Type and characteristics
sandy: Easliy tilled
Sandy loam: Well drained
Loam: Warms quickly Poor nutrient retention
Silty loam: Hard to work
Clay loam: Slow drainage-great moisture retention
Clay: Warms slowly Excellent nutrient retention

The coarser the soil, the earlier it warms in the spring and the earlier it can be worked. Coarse particles of sand retain less moisture than fine particles of clay. Coarse soils require less spring sunshine to reach a temperature suitable for seed germination.

Delay working the soil until it is dry enough so that a compressed ball of soil will break apart when dropped from the height of your hip. Soil that is worked when too moist forms compact clods and makes root growth difficult.

There are five primary types of soil: sand, clay, limestone, peat, and silt. The type of original rock and the mineral fragments’ size determines a soil’s type.
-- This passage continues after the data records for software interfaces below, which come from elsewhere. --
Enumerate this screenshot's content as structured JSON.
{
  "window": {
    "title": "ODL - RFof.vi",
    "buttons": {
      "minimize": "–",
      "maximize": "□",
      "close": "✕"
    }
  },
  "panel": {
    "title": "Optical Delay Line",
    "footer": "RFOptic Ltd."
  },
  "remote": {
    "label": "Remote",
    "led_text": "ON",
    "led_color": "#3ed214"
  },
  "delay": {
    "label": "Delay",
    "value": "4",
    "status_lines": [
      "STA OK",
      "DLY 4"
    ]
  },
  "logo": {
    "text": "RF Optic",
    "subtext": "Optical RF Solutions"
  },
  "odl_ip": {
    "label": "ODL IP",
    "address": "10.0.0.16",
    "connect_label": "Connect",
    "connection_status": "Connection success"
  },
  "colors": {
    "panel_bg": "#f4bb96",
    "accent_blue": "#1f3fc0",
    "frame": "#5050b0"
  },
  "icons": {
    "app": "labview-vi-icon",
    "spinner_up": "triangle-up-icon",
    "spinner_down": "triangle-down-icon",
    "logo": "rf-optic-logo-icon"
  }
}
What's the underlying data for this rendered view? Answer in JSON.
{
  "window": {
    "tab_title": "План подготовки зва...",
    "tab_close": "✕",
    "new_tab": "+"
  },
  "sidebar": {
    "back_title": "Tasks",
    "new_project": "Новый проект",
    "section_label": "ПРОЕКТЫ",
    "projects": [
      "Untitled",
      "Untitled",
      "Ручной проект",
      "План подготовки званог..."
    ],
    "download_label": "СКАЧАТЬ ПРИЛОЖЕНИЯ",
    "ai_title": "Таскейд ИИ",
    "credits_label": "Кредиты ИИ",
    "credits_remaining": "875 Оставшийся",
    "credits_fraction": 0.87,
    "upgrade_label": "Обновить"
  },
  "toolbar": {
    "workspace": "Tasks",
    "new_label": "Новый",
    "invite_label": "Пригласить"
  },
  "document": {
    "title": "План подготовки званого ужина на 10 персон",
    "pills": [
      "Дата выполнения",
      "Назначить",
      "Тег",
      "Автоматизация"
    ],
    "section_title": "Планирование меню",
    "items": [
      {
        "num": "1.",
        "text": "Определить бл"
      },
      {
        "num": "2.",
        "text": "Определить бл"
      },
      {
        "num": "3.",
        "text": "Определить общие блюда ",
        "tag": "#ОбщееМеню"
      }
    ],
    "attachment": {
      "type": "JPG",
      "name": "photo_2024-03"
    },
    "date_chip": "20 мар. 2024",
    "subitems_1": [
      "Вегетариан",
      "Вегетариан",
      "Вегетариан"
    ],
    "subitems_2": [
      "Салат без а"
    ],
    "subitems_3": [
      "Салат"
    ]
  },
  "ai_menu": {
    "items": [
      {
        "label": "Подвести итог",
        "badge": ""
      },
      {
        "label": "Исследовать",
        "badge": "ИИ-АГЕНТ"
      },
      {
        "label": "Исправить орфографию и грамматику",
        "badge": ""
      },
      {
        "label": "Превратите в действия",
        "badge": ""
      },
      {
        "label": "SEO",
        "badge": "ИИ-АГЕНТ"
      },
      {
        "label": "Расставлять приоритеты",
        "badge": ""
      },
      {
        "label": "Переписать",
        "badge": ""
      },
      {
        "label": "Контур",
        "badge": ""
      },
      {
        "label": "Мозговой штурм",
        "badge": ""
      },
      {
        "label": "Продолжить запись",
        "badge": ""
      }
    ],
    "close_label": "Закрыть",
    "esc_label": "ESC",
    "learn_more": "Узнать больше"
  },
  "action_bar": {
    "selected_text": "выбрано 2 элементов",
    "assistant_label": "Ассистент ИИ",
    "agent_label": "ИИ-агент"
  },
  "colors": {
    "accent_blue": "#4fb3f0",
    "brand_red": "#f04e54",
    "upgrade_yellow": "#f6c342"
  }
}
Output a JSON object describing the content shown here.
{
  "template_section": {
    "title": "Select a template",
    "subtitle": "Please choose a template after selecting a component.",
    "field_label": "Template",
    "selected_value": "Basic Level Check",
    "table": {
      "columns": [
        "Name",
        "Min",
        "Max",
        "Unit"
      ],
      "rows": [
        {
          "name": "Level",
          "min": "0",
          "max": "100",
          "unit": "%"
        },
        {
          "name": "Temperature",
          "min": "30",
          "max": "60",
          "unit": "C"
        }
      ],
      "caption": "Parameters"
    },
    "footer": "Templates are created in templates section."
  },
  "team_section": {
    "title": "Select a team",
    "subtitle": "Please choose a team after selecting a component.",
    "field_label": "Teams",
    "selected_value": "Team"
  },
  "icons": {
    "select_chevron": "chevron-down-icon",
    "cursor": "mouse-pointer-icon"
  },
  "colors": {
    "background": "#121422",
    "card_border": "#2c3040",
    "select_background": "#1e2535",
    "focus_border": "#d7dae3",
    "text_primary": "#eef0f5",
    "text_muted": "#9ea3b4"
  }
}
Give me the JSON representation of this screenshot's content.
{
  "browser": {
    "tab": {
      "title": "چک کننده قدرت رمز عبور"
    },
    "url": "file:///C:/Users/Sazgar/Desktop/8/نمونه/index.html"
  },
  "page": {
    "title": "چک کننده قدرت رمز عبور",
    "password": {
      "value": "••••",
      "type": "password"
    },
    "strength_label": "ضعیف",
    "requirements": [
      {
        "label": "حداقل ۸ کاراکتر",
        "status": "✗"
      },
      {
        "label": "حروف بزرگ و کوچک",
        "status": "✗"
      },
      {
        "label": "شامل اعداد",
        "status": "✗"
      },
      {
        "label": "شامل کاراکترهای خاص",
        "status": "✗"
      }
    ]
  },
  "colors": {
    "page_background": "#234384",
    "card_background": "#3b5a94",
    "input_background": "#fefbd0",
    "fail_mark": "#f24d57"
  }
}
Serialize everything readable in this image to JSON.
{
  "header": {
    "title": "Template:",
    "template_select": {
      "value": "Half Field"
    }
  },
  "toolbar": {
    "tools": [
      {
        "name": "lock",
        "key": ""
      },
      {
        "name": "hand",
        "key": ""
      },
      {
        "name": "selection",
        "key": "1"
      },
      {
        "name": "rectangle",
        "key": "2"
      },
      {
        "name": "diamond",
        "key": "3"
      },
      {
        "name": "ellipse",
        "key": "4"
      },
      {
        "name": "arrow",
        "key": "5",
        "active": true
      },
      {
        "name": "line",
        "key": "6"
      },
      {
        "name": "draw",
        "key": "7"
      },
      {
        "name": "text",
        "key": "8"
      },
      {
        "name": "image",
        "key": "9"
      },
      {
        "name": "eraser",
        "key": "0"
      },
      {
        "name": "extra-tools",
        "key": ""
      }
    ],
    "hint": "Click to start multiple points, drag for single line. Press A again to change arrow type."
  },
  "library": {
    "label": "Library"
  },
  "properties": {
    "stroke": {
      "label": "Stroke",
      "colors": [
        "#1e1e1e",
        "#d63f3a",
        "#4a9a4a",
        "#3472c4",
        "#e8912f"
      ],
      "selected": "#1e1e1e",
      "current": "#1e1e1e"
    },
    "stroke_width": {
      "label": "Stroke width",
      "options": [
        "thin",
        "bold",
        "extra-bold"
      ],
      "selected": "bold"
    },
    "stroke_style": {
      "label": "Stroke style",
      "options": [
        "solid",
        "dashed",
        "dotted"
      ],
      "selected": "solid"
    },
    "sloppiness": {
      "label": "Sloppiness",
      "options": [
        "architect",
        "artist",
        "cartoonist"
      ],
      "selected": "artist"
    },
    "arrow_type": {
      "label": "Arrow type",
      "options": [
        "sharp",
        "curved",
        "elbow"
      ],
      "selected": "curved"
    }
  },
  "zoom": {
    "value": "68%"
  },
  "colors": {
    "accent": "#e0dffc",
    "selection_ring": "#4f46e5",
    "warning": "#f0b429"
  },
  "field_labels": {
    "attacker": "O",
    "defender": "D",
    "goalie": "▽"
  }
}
It is imperative to have in depth knowledge of your garden’s soil because this knowledge allows you to know exactly what you will be dealing with when gardening because your cultivations, their size, type and planting timing largely depends on the soil’s nature and type.